To repeat the point above, it’s not that techniques in the martial arts are somehow bad or undesirable. Far from it! A martial art system can’t exist without techniques. They’re both necessary and quite desirable. The problem, rather, is the manner in which technique is taught which, in turn, arises from the more fundamental problem of how technique is conceived.
Just as a rule, a principle, or a law derives its coherence from the larger tradition within which it arose and to which it belongs, so too does a strike, a combination of strikes or any artifactual weapon (like a knife or a gun) derive their coherence—in the case of the fighting arts, its effectiveness—from the context to which it belongs. And this context consists of physics, human physiology, the uniqueness of each human body, and the psychology that is indispensable for victory in potentially mortal combat.
In Chinese folklore, Chuang Tzu relayed an account of an interaction between Duke Hwan and his servant, Phien, a wheelwright. When Phien learned that the Duke was reading a book that contained “the words of the sages,” i.e., the words of men that have long since died, Phien replied that the Duke, then, was reading nothing more or less than “the dregs and sediments” of those “old men.” The Duke, taking offense that a lowly wheelwright would presume to be dismissive of the wisest of men, told his servant that Phien would either defend his remarks or be put to death.
Phien responded by referencing his own craft. “If the movements of my hand are neither (too) gentle nor (too) violent, the idea in my mind is realized.” The tricky thing is, however, is that “I cannot tell (how to do this) by word of mouth,” for “there is a knack in it,” and “I cannot teach the knack to my son, nor can my son learn it from me.”
Hence, the words of the sages read by the Duke are indeed “dregs and sediments” as the greater part of the wisdom that gave rise to those words cannot be imparted—particularly now that those sages are gone from the Earth.
So, too, is a gun, a knife, or any natural weapon a “dreg” or “sediment” as long as it is the object of exclusive focus, a technique taught in isolation from the context that birthed it and upon which it depends for its meaningfulness, its effective execution.
Perhaps this impulse to reduce a weapon (including one’s natural weaponry) to an all but infallible technique isn’t peculiar to the modern West.

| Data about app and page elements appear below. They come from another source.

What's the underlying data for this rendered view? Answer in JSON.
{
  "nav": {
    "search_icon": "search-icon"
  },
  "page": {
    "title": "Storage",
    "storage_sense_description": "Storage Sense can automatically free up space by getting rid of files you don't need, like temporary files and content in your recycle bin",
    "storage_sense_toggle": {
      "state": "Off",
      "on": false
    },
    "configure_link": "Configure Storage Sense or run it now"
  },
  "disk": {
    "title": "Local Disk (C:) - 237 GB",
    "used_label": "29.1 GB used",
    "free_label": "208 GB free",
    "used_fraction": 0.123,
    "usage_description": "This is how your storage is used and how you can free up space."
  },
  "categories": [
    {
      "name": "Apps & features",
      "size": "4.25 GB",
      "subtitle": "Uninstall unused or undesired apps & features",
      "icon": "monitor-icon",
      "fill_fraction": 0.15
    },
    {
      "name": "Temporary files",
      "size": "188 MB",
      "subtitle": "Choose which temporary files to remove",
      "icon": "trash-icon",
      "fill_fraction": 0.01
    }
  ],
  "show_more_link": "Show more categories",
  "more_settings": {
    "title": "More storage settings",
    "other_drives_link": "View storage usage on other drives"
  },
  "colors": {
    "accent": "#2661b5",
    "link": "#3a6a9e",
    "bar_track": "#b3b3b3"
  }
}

Miyamoto Musashi—another Taoist of a sort (a Zen Buddhist, to be exact) and a 17th century Japanese samurai warrior—may have intended to speak to this phenomenon in his own place and time:
“You should not have any special fondness for a particular weapon, or anything else, for that matter. Too much is the same as not enough. Without imitating anyone else, you should have as much weaponry as suits you.”
The way to martial mastery (training to maximize one’s odds of successfully protecting oneself and one’s own, whether with an artificial weapon or a natural one) is not found in fetishizing the technique.